• [Try it] Across the entries below, how many lines include the word "currency"? Reply with only the number.

─── Records for this task ───

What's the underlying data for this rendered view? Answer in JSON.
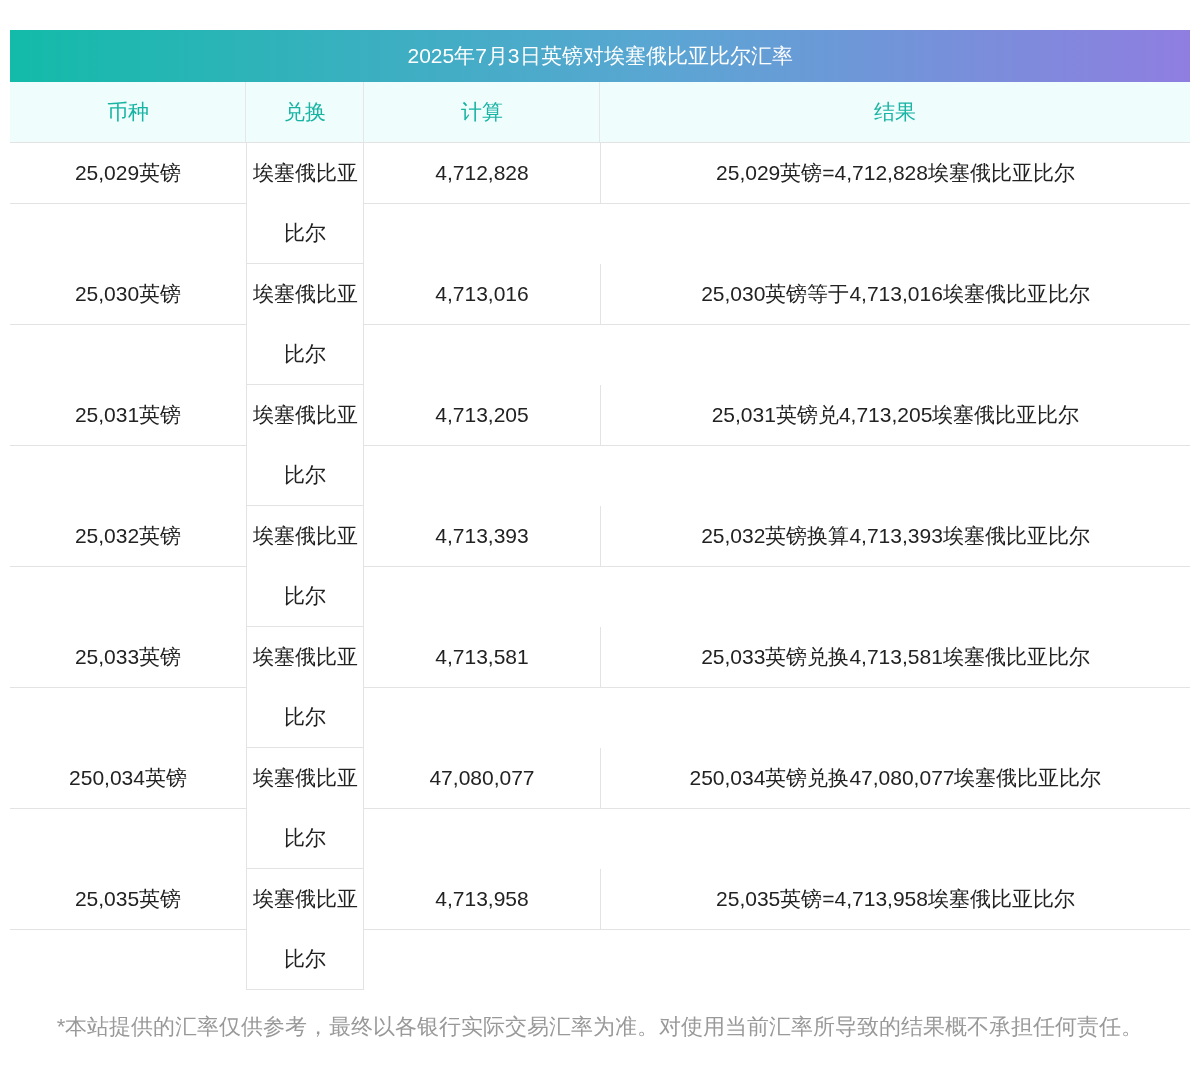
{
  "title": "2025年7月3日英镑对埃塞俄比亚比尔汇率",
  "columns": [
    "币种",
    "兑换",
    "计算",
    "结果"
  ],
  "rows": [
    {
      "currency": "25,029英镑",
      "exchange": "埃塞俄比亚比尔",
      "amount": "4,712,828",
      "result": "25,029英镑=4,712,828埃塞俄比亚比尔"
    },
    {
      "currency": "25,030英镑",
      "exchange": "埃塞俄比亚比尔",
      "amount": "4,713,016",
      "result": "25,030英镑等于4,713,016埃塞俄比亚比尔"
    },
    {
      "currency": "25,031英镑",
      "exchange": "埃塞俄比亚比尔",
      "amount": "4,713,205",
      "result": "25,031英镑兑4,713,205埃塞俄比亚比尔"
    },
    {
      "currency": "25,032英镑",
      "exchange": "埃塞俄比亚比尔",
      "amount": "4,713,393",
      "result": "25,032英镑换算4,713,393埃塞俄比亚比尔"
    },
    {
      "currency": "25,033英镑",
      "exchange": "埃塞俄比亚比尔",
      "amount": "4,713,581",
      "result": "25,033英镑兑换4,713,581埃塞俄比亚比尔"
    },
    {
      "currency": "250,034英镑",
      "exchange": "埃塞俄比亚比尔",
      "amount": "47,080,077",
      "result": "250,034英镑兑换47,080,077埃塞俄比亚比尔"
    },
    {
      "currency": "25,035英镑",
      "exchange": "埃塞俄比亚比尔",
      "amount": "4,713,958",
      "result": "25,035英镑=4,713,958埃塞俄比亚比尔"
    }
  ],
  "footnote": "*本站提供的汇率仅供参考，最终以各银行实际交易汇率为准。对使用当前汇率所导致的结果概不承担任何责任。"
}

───

• [Answer space] 7